WHAT IS REQUIRED: Using the listing below, report each line holding the string "velocity".

PROVIDED DATA:
[Start of section]

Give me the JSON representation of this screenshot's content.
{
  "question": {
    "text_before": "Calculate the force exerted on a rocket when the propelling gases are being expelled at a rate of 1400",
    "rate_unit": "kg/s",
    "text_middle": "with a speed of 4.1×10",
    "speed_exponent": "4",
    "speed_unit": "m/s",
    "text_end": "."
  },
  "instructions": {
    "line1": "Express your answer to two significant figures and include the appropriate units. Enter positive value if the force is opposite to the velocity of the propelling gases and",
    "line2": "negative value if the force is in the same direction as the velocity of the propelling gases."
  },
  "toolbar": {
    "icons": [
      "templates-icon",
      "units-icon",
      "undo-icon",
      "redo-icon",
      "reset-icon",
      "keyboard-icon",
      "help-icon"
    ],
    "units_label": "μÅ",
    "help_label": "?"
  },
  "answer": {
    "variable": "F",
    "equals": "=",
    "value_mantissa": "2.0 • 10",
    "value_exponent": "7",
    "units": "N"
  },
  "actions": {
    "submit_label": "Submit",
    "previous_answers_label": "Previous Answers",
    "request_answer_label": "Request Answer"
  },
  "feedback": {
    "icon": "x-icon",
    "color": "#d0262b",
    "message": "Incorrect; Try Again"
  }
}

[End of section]

TASK RESPONSE:
    "line1": "Express your answer to two significant figures and include the appropriate units. Enter positive value if the force is opposite to the velocity of the propelling gases and",
    "line2": "negative value if the force is in the same direction as the velocity of the propelling gases."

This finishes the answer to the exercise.